Day15: off
Day16: off
Day 17: ECA/ NYC stack

What else do I need to know?

Taurine MUST be used with Clen at 3-5g daily. Clenbuterol depletes taurine
levels in the liver which stops the conversion of T4 to T3 in the liver.
Taurine allows the user to avoid the dreaded rebound effect and painful muscle
cramps. It's a must with Clen.

What is Taurine?


Taurine, a sulfur containing amino acid derived from the amino acid cystine, is a component of the bile salts produced in the liver (it was first isolated from ox bile). It is important for proper digestion of fats and absorption of fat soluble vitamins. But only a fraction of available taurine is used to make bile salts,2 while an enormous amount floats freely inside cells.

Taurine is not incorporated into proteins but remains free in the tissues, especially muscle and nerve tissues. It has a number of therapeutic uses including acting as a membrane stabilizer and reducing arrhythmias of the heart. Taurine also enhances the contractile strength of heart muscle (called a positive inotropic effect)3, and thus can help treat heart failure which is a decreased ability of the heart to pump out all the blood that flows into it. When the heart is failing, the blood backs up and forces fluid out into the tissues (edema) by osmosis. This leads to either swelling of the legs or fluid in the lungs and shortness of breath, depending on which part of the heart is more involved.

In a 1984 animal study, taurine protected against heart failure, reducing mortality by 80 percent in the taurine treated group with no diminishment of cardiac function.4 In a later animal study in 1988, taurine was shown to lower blood pressure.5 My own clinical experience confirms some of these effects of taurine, and I commonly give it to patients with heart failure and high blood pressure.

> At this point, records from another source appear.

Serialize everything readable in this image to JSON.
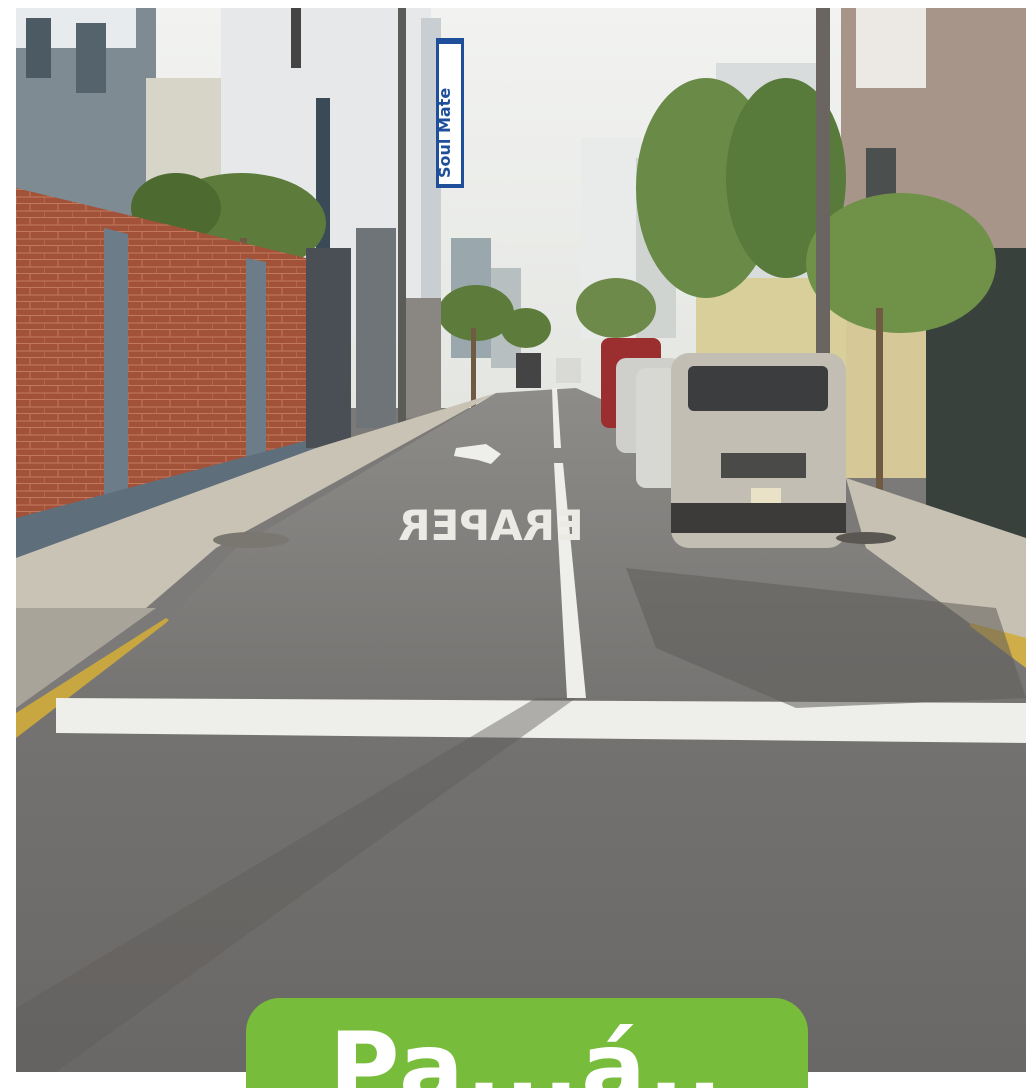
{
  "photo": {
    "subject": "street-scene",
    "shop_sign": "Soul Mate",
    "road_marking": "PARE",
    "road_marking_mirrored": "ERAPER"
  },
  "caption": {
    "text": "Pa...á..",
    "background_color": "#77bd3b",
    "text_color": "#ffffff"
  }
}
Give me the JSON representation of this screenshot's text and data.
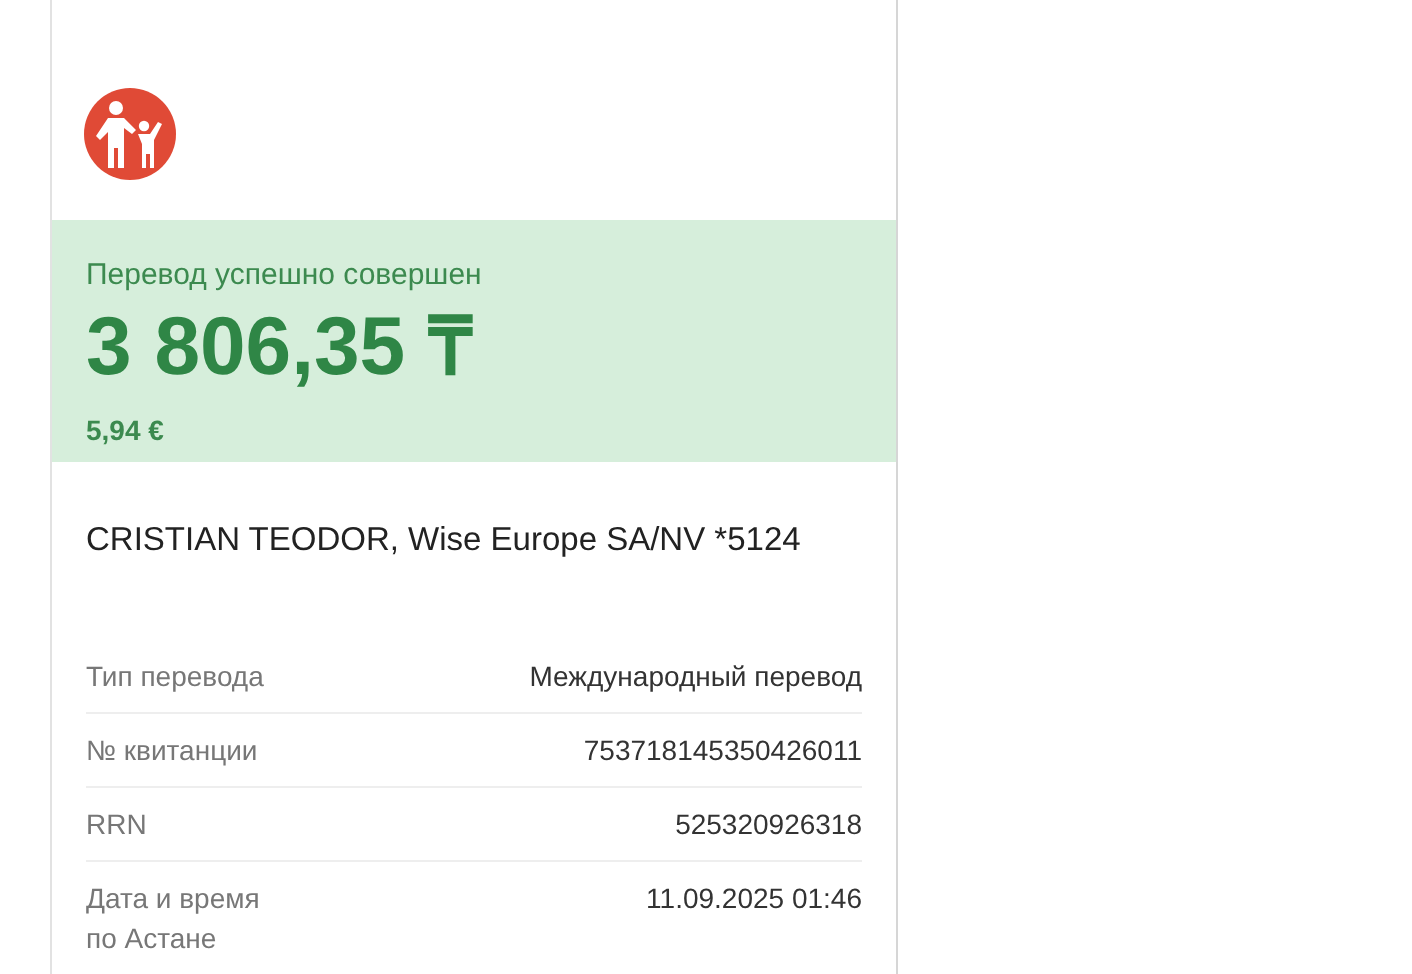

Taurine is also beneficial for the eyes enhancing the rods and cones (the pigmented epithelial cells in the retina of the eye that serve as visual receptor cells). The greatest visual acuity occurs in the macular area of the retina near where the optic nerve enters from the back of the eye. With aging, the macula commonly degenerates as rods and cones die, often causing blindness. What causes the degeneration is not clear, but it is more common in diabetics and may be the result of free radical damage from ultraviolet light or oxygen exposure.6

A review of animal studies reveals that taurine appears to protect the eyes from macular degeneration.7 In one 1975 research report, a diet deficient in taurine was associated with retinal degeneration in cats.8 Thus, taurine can be part of a comprehensive approach to macular degeneration that also includes antioxidant nutrients, minerals, flavonoids, botanicals and chelation therapy (an intravenous therapy done in a doctor's office).

Because taurine is a neuroinhibitory amino acid, it may help treat seizure disorders. Some animal studies have suggested a role for taurine in controlling seizures, but the results are not consistent. In 1977, a cat with chronic epileptic seizures was successfully treated with taurine both orally and intravenously.9 Other studies have also suggested taurine's supportive role for seizures, but some clinical trials have shown limited benefits or have not confirmed this effect of taurine. I have used
taurine, in combination with magnesium and other nutrients, in my seizure patients with some success. It seems to enhance the effects of some of their seizure medications so they can take a lower dose.